Collision with a car: Of all crashes that involved a collision, the most harmful event was a collision with a motor vehicle.
Speeding: The hazardous action that caused the most ORV/ATV crashes on public roads was speeding too fast.
This highlights the need for not only safety gear but also following the state laws.
If you are in an ORV accident or suffer personal injury operating an ORV in Michigan
Here’s the law: the operator of an ORV involved in an accident resulting in personal injury to a person or in property damage in an estimated amount of $100 or more must immediately notify the State Police or Sheriff’s office of the county where the accident occurred, and is required to fill out an accident report.
Can you collect No Fault insurance benefits?
When an ORV is involved in a crash or accident with a car or truck, the injuries are usually very serious. The problem is exacerbated by the fact that even when you are visible and driving safely, many passenger car vehicles do not “see” you because these drivers are not cognitively attuned to be on the lookout for these types of vehicles. This makes driving these vehicles around cars much more dangerous.

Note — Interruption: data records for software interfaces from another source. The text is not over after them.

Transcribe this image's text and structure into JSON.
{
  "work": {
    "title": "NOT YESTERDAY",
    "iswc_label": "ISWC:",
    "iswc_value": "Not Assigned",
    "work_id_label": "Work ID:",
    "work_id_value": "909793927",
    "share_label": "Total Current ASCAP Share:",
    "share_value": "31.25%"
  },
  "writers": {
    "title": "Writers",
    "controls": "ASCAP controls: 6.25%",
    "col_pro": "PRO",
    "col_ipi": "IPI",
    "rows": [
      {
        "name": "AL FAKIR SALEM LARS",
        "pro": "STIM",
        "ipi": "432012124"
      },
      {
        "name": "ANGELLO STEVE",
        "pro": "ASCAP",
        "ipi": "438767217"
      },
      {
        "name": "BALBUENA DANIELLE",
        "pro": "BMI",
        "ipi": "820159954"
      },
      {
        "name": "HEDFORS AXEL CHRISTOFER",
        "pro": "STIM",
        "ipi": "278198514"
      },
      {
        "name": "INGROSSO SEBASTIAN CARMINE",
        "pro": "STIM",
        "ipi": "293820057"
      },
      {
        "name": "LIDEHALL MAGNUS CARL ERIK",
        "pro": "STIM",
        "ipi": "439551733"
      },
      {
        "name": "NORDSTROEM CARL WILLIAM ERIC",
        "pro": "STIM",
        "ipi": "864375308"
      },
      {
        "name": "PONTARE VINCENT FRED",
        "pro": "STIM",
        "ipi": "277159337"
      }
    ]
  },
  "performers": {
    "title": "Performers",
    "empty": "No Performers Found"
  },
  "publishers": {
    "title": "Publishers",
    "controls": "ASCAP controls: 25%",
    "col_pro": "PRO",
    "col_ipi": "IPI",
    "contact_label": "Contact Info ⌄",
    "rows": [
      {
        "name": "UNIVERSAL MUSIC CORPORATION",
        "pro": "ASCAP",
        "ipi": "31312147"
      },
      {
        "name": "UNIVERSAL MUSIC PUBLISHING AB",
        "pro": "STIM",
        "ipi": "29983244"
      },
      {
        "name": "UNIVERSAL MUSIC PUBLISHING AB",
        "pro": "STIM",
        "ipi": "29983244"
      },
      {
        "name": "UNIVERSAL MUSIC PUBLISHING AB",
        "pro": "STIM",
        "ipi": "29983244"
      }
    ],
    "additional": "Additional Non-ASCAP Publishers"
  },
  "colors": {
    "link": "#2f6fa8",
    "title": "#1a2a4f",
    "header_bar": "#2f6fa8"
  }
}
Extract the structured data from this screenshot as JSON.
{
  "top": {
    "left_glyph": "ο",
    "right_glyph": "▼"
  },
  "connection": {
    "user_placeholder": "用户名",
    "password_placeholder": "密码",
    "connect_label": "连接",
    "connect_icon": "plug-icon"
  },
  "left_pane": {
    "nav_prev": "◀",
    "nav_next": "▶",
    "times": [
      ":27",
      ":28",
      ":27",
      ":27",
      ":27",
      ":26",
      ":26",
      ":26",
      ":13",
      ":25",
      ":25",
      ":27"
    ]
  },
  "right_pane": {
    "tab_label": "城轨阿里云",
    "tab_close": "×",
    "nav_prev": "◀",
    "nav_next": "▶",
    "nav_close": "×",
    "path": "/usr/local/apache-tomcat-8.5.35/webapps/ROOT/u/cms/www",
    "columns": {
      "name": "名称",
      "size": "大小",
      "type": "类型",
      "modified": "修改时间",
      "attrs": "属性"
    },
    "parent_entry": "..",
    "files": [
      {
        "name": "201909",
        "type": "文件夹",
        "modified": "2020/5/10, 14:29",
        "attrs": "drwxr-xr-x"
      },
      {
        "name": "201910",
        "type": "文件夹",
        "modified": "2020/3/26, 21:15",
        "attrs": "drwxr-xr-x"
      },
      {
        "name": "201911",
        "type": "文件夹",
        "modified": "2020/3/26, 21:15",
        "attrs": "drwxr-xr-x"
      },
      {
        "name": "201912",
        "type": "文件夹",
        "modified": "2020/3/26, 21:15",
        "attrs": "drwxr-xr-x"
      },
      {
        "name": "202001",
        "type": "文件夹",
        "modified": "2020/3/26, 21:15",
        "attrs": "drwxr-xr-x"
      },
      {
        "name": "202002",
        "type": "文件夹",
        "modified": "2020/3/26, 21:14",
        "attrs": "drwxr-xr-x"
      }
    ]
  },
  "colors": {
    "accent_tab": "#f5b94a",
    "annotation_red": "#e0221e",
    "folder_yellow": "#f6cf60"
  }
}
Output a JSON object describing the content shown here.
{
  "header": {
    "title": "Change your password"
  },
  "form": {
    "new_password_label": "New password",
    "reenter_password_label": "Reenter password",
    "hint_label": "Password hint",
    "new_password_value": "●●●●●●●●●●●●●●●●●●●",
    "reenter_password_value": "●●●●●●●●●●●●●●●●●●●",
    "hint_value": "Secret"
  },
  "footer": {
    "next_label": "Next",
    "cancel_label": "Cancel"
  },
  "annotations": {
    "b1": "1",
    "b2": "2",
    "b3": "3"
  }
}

If you are injured in an ORV accident, you can still get your medical benefits covered and if you’ve suffered very serious injury, you can collect attendant care and wage loss under Michigan No-Fault, but only if ORV is involved in an accident with another motor vehicle.
If a motor vehicle is NOT involved, such as if the ORV operator injures himself operating the vehicle, then no claim can be made under Michigan’s No Fault law, because the ORV is not considered a motor vehicle under our law. It is a critical distinction.